Release from EPA
1, 2004) -- U.S. Environmental Protection Agency Region 5 has awarded
a $32,350 grant to Michigan Technological University in Houghton,
Mich., to continue support of a unique Superfund program involving
five Upper Peninsula high schools.
Calumet, Chassell, Dollar Bay, Hancock and Lake Linden-Hubbell high
schools are performing long-term monitoring of bird and plant diversity
and soil fertility on the Torch Lake Superfund site in the UP's
Keewenaw Peninsula. Coordinated by MTU's Western Upper Peninsula
Center for Science, Math and Environmental Education, the students'
monitoring assists EPA's efforts in charting the progress of the
vegetation cap and habitat reconstruction done under the Agency's
Superfund program. The monitoring is believed to be the first time
EPA has used students to collect the follow-up scientific data required
after a Superfund cleanup is completed.
pleased to be helping the scientific education of these high school
students," said Acting Regional Administrator Bharat Mathur.
"Hopefully some of the young people will consider careers in
the initial year of the students' work was provided locally, but
EPA is now paying for the remaining term of the agreement. Grant
funds will be used for personnel costs as well as supplies needed
for the monitoring. The U.S. Fish and Wildlife Service is also coordinating
with EPA and MTU on the project.
The Torch Lake
site was placed on the National Priorities List of Superfund sites
in 1986 due strictly to ecological and environmental concerns. In
most cases, a human health threat must also be shown before a site
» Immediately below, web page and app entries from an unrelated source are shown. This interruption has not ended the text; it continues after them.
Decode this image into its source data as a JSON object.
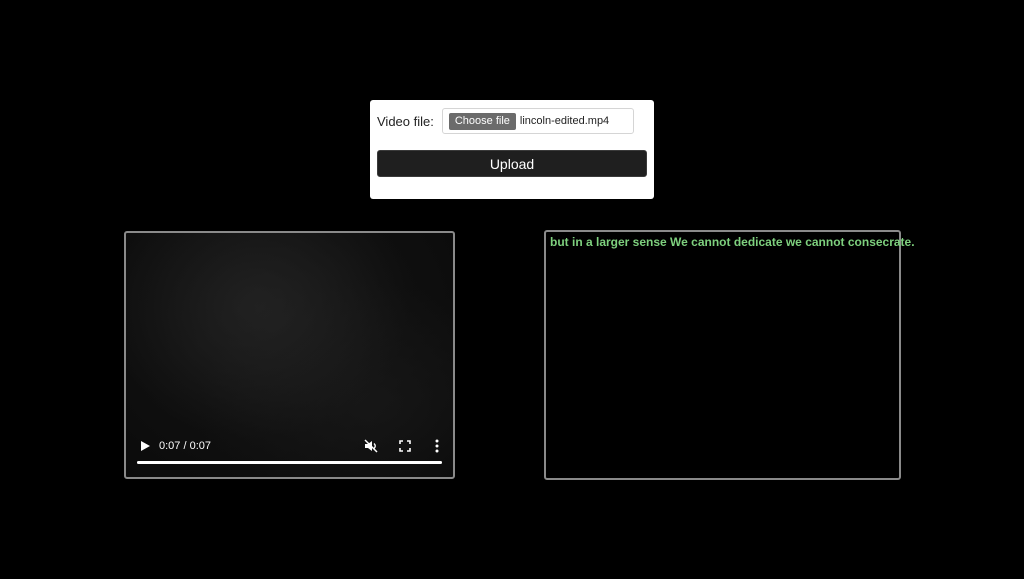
{
  "upload_form": {
    "file_label": "Video file:",
    "choose_button_label": "Choose file",
    "selected_file_name": "lincoln-edited.mp4",
    "upload_button_label": "Upload"
  },
  "video_player": {
    "time_display": "0:07 / 0:07",
    "progress_fraction": 1.0,
    "muted": true,
    "icons": {
      "play": "play-icon",
      "mute": "volume-muted-icon",
      "fullscreen": "fullscreen-icon",
      "more": "more-vertical-icon"
    }
  },
  "transcript": {
    "text": "but in a larger sense We cannot dedicate we cannot consecrate.",
    "color": "#7ed07e"
  },
  "colors": {
    "background": "#000000",
    "card_background": "#ffffff",
    "upload_button_background": "#1f1f1f",
    "panel_border": "#8a8a8a"
  }
}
is placed on the NPL. More than 200 million tons of copper waste
(stamp sands and slag) from 70 years of mining have been dumped
in Torch Lake. As a result, erosion was rampant, vegetation scarce,
and the aquatic ecosystem severely damaged. Under EPA's cleanup
plan, several inches of sandy loam were laid over polluted sections
and then seeded. Since 1999, about 700 acres at 11 Houghton County
sites have been cleaned up, with another 100 acres to complete.
the first year of monitoring, plant regrowth and repopulation by
birds and small animals were documented by scientific experts. In
early 2003, EPA began training area high school teachers who now
teach their students to do the monitoring as part of the class curriculum.
The students take soil samples, identify and count birds, and lay
out grids on the ground to survey plant growth. The collected data
is then analyzed by EPA to determine if the cleanup is working.
The Agency has been pleased with the results so far. Vegetation
is once again growing on the formerly barren stamp sands, and birds
and small mammals are moving back to the area.